[Interface dataset entries]

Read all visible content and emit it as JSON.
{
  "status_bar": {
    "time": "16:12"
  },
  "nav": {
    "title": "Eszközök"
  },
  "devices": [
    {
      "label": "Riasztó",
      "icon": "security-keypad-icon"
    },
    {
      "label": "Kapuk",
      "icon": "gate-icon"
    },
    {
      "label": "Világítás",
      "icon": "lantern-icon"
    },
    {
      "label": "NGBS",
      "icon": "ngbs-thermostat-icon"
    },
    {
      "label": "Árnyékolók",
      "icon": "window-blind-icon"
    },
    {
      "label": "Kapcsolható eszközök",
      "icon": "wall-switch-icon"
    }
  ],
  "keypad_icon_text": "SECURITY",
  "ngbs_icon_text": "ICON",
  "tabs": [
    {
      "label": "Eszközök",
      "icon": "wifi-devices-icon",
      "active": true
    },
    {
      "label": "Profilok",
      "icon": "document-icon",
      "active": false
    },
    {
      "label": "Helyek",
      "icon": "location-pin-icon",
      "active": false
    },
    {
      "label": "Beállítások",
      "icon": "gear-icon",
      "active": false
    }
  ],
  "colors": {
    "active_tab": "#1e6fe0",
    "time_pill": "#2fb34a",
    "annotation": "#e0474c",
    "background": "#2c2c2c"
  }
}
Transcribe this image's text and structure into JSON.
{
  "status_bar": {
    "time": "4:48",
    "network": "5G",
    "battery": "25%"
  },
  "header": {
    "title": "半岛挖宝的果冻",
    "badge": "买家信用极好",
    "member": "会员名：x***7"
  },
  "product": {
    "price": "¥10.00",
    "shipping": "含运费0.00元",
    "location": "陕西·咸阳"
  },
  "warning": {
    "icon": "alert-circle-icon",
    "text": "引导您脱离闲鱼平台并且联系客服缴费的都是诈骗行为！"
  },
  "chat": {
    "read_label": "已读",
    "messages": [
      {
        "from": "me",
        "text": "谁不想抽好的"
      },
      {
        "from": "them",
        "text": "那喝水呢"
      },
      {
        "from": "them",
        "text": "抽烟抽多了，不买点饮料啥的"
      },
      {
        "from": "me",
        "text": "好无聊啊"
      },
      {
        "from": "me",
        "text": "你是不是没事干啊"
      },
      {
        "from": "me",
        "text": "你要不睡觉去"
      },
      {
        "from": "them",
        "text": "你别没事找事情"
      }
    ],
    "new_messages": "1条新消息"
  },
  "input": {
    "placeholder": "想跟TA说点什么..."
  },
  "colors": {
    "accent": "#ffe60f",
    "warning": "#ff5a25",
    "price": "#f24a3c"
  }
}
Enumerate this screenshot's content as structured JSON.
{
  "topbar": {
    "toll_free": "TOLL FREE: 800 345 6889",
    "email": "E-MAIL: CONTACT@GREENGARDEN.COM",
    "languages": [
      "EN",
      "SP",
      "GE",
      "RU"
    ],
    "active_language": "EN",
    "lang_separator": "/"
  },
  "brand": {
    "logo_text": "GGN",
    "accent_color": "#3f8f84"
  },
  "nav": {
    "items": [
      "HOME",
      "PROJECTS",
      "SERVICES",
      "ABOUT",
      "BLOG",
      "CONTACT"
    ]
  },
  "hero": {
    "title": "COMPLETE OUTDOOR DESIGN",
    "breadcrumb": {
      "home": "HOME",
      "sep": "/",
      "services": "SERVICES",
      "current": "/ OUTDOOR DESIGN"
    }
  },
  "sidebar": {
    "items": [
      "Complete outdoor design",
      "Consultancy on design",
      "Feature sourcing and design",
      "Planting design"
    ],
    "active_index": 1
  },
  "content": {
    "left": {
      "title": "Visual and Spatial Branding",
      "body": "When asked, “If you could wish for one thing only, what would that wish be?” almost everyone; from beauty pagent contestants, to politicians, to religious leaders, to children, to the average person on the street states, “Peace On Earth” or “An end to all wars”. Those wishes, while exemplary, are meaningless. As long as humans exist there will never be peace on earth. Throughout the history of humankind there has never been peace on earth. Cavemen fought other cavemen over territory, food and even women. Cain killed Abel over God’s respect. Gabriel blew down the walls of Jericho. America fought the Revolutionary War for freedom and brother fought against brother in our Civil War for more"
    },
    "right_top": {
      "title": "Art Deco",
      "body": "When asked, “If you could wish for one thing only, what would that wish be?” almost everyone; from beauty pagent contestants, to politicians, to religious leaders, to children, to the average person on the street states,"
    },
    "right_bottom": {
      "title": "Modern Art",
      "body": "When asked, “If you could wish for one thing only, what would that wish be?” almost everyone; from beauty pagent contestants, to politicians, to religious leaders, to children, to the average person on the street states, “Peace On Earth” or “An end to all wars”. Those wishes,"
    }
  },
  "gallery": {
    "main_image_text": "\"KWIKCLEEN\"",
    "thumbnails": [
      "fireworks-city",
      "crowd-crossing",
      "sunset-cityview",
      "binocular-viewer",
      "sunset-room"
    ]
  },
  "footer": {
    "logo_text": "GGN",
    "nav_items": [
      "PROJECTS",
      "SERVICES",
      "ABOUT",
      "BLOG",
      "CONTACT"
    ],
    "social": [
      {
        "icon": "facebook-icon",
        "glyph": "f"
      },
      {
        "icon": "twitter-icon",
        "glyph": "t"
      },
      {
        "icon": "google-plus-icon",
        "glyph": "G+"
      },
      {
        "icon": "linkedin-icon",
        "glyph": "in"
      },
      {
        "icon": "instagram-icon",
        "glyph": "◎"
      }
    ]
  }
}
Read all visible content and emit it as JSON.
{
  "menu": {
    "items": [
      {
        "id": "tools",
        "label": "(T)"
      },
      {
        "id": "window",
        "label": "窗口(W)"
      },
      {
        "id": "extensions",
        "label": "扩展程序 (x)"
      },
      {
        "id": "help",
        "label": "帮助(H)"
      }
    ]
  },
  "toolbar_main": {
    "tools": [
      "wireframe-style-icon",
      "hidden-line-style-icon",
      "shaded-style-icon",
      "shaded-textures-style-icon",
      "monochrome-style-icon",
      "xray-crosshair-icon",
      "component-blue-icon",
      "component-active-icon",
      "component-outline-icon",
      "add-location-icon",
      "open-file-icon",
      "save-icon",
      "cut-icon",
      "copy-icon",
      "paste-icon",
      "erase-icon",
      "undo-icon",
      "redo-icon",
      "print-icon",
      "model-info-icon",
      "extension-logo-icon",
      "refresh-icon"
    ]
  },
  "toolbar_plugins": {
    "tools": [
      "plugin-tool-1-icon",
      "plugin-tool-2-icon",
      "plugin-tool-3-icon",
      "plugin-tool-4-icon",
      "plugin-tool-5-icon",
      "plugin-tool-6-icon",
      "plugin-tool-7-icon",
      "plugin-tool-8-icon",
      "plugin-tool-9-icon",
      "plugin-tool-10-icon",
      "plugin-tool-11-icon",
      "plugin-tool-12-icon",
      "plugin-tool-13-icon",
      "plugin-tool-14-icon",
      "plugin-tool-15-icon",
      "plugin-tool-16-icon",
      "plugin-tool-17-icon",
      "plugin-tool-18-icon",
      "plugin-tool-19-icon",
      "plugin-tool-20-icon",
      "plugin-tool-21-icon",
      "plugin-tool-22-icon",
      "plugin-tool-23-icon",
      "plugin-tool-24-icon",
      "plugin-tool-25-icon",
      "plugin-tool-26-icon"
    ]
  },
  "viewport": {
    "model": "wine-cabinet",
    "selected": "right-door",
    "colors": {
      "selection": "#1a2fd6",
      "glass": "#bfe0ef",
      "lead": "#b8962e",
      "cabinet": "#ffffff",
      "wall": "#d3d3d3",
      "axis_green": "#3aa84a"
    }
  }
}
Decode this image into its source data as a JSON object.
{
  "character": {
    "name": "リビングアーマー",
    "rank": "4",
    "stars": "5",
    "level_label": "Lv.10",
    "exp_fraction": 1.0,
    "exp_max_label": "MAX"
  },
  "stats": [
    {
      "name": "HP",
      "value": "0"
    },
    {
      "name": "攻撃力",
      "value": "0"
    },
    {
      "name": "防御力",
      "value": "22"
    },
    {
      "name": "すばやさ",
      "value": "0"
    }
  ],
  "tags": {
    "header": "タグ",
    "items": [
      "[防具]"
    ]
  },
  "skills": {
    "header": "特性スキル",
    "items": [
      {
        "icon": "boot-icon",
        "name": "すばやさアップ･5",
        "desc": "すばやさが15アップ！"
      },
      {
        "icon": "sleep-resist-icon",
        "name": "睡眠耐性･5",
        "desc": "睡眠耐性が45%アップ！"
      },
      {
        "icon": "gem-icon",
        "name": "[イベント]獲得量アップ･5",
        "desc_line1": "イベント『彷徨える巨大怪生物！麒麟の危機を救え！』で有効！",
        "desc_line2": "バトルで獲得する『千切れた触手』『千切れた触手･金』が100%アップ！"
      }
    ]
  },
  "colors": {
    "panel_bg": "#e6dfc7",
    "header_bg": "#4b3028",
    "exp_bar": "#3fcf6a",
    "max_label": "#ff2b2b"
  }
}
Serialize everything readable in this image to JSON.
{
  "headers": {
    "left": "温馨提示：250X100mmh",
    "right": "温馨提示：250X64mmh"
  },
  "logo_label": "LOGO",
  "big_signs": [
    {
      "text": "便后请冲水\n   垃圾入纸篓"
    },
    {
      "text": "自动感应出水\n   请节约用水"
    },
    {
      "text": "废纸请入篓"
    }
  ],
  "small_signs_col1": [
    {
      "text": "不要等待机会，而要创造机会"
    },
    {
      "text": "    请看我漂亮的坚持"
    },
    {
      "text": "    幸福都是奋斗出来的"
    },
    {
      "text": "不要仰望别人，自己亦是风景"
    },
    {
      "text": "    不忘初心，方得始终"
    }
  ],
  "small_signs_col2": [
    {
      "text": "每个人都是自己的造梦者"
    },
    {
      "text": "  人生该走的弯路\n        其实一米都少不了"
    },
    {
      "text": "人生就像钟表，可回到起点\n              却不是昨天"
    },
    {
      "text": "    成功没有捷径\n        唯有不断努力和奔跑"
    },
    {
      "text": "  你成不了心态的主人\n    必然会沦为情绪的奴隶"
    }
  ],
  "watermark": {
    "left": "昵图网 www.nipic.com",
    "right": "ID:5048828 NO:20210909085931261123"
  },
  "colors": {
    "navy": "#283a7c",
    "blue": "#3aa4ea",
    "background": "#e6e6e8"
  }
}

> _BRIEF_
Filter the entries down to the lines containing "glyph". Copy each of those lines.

> _COMPLETED EXERCISE_
        "glyph": "f"
        "glyph": "t"
        "glyph": "G+"
        "glyph": "in"
        "glyph": "◎"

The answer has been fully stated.